A good tutorial on making password fields accessible when you’ve got the option to show and hide the input.
Wednesday, March 24th, 2021
Monday, April 8th, 2019
When we hide content, there’s a greater risk the user won’t see it. There’s a higher reliance on digital literacy and it’s generally more labour intensive for the user.
Worse still, sometimes we kill off essential content.
Sunday, April 7th, 2019
I got a message from a screen-reader user of The Session recently, letting me know of a problem they were having. I love getting any kind of feedback around accessibility, so this was like gold dust to me.
They pointed out that the drag’n’drop interface for rearranging the order of tunes in a set was inaccessible.
Of course! I slapped my forehead. How could I have missed this?
It had been a while since I had implemented that functionality, so before even looking at the existing code, I started to think about how I could improve the situation. Maybe I could capture keystroke events from the arrow keys and announce changes via ARIA values? That sounded a bit heavy-handed though: mess with people’s native keyboard functionality at your peril.
Then I looked at the code. That was when I realised that the fix was going to be much, much easier than I thought.
I documented my process of adding the drag’n’drop functionality back in 2016. Past me had his progressive enhancement hat on:
One of the interfaces needed for this feature was a form to re-order items in a list. So I thought to myself, “what’s the simplest technology to enable this functionality?” I came up with a series of
selectelements within a form.
The problem was in my feature detection:
There’s a little bit of mustard-cutting going on: does the
dragulaobject exist, and does the browser understand
querySelector? If so, the
selectelements are hidden and the drag’n’drop is enabled.
The logic was fine, but the execution was flawed. I was being lazy and hiding the
select elements with
display: none. That hides them visually, but it also hides them from screen readers. I swapped out that style declaration for one that visually hides the elements, but keeps them accessible and focusable.
It was a very quick fix. I had the odd sensation of wanting to thank Past Me for making things easy for Present Me. But I don’t want to talk about time travel because if we start talking about it then we’re going to be here all day talking about it, making diagrams with straws.
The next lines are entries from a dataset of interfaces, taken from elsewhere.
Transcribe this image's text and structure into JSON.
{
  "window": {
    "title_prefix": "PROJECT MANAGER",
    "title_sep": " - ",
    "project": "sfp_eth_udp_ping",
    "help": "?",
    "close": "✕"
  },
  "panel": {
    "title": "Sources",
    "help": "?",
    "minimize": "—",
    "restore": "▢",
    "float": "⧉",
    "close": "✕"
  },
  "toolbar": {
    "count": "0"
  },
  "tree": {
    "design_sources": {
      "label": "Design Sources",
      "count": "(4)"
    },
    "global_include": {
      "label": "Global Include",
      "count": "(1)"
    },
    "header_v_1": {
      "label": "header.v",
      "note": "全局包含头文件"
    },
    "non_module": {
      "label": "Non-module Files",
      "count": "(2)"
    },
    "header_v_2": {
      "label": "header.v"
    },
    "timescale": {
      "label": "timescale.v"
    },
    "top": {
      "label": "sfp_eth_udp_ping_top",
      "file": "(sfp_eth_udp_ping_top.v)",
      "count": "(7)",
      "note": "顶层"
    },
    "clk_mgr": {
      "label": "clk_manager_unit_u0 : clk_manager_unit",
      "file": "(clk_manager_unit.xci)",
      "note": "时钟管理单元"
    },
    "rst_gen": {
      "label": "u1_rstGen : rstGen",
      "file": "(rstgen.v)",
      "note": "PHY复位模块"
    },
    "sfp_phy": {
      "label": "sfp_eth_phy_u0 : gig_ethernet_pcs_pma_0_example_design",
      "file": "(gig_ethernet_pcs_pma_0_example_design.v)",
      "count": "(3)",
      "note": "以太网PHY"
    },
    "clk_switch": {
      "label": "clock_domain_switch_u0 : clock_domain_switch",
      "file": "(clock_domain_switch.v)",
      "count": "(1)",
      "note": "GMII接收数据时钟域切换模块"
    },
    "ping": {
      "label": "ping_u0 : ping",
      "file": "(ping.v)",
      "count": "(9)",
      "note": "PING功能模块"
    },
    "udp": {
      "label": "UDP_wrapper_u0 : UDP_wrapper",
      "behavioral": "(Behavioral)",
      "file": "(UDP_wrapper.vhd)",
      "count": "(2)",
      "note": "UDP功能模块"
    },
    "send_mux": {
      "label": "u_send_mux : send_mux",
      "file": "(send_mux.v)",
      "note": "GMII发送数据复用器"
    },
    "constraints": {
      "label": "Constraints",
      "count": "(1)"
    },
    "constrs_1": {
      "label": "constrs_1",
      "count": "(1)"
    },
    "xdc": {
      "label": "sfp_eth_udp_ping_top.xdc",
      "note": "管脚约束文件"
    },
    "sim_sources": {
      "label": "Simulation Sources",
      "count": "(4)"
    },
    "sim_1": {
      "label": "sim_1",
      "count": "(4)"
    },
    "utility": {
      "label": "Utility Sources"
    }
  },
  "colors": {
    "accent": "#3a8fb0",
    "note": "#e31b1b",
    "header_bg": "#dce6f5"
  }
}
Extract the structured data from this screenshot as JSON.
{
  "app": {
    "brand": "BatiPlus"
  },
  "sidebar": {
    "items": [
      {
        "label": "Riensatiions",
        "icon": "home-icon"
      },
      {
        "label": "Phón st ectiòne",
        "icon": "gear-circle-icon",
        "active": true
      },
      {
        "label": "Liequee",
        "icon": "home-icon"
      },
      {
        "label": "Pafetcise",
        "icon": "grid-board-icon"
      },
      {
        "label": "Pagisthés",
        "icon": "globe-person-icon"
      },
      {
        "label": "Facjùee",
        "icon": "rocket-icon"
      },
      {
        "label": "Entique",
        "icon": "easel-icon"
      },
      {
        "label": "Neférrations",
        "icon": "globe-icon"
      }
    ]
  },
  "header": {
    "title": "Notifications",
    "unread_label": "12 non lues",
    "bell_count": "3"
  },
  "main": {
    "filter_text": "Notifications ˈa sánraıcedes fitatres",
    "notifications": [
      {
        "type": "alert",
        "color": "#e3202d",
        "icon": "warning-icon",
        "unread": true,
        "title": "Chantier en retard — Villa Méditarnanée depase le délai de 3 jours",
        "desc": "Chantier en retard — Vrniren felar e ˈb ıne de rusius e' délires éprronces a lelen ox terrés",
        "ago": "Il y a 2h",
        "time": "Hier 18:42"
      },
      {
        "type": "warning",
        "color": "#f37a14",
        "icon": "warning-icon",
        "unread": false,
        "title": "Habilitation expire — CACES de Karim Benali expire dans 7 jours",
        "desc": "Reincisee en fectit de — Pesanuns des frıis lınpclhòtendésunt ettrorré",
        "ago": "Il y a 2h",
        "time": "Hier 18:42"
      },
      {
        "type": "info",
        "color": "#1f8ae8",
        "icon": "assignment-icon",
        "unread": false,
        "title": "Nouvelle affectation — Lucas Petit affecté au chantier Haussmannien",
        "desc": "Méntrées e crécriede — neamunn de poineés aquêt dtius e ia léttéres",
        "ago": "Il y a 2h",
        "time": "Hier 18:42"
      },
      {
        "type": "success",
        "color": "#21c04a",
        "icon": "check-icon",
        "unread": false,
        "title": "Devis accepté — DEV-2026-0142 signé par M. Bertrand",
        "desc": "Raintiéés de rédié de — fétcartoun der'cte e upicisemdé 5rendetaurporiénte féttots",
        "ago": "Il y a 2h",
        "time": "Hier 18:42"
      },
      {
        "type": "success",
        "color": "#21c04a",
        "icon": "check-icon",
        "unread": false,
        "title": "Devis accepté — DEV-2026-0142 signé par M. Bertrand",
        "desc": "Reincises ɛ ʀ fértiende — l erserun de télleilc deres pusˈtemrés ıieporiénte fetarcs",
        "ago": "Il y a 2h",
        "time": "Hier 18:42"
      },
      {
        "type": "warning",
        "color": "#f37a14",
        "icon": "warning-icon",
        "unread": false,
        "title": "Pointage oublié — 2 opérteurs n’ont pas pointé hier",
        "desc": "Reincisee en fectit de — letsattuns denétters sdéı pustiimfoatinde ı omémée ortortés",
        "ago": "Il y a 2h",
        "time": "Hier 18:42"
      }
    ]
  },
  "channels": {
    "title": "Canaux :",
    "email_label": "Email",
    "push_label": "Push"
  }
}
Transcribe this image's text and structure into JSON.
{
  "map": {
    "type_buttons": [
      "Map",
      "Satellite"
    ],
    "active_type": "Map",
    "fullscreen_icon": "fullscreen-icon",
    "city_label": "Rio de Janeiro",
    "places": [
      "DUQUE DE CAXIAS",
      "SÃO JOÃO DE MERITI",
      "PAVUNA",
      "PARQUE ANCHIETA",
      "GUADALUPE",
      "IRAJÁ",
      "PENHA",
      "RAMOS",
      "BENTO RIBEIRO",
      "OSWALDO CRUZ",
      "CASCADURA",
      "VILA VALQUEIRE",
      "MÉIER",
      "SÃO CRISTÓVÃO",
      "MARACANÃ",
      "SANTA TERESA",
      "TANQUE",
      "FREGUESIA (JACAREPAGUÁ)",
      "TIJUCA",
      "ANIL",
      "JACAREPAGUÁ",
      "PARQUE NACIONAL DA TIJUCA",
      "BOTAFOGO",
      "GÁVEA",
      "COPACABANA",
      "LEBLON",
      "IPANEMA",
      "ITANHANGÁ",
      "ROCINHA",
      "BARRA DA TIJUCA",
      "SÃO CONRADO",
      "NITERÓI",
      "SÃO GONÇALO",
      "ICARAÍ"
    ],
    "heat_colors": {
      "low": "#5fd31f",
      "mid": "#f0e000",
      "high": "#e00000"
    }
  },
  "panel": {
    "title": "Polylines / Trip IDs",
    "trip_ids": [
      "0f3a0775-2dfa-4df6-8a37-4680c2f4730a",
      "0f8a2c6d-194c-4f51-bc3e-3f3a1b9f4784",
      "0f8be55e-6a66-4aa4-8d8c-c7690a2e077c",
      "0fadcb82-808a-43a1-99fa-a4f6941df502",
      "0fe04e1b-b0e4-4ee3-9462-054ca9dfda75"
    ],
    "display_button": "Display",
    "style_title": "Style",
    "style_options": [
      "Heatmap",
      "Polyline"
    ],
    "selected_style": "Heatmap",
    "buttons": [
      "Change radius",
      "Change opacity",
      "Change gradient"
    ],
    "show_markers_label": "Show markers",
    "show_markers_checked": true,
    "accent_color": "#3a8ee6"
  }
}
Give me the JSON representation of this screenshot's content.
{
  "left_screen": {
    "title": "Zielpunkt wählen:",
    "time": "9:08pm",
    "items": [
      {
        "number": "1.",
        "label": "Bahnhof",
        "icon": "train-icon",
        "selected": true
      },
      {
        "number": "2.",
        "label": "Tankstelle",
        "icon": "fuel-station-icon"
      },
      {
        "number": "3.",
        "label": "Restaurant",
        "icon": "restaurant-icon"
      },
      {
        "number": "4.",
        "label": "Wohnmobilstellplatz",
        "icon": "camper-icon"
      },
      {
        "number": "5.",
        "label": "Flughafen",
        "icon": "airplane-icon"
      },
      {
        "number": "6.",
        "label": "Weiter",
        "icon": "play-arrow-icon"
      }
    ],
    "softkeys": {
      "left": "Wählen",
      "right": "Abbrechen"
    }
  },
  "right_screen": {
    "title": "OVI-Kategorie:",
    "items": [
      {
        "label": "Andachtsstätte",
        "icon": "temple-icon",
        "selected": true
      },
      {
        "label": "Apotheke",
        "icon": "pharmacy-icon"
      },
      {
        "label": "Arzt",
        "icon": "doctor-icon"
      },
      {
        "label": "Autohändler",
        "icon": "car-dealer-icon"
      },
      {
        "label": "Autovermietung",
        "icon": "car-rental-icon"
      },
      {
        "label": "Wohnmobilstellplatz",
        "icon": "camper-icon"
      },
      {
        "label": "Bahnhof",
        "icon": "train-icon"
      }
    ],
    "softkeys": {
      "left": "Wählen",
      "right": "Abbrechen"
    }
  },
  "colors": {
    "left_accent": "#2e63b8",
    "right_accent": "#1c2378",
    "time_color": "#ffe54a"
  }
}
I pushed the fix, told the screen-reader user who originally contacted me, and got a reply back saying that everything was working great now. Success!
Thursday, May 31st, 2018
When to use
aria-hidden="true", and when you might need
aria-hiddenby itself is not enough to completely hide an element from all users, if that is the end goal.
When to use
aria-hiddencan be used to completely hide content from assistive technology, modifying an element’s
roleto “none” or “presentation” removes the semantics of the element, but does not hide the content from assistive technologies.
Saturday, April 15th, 2017
Comparing different ways to hide content accessibly:
There are three reasons behind hiding content in an interface, and it’s important to identify what those reasons are, as they will correlate with the appropriate technique needed to hide such content.
- Temporarily Hidden Content
- Purposefully Visually Hidden Content
- Purposefully Visual-Only Content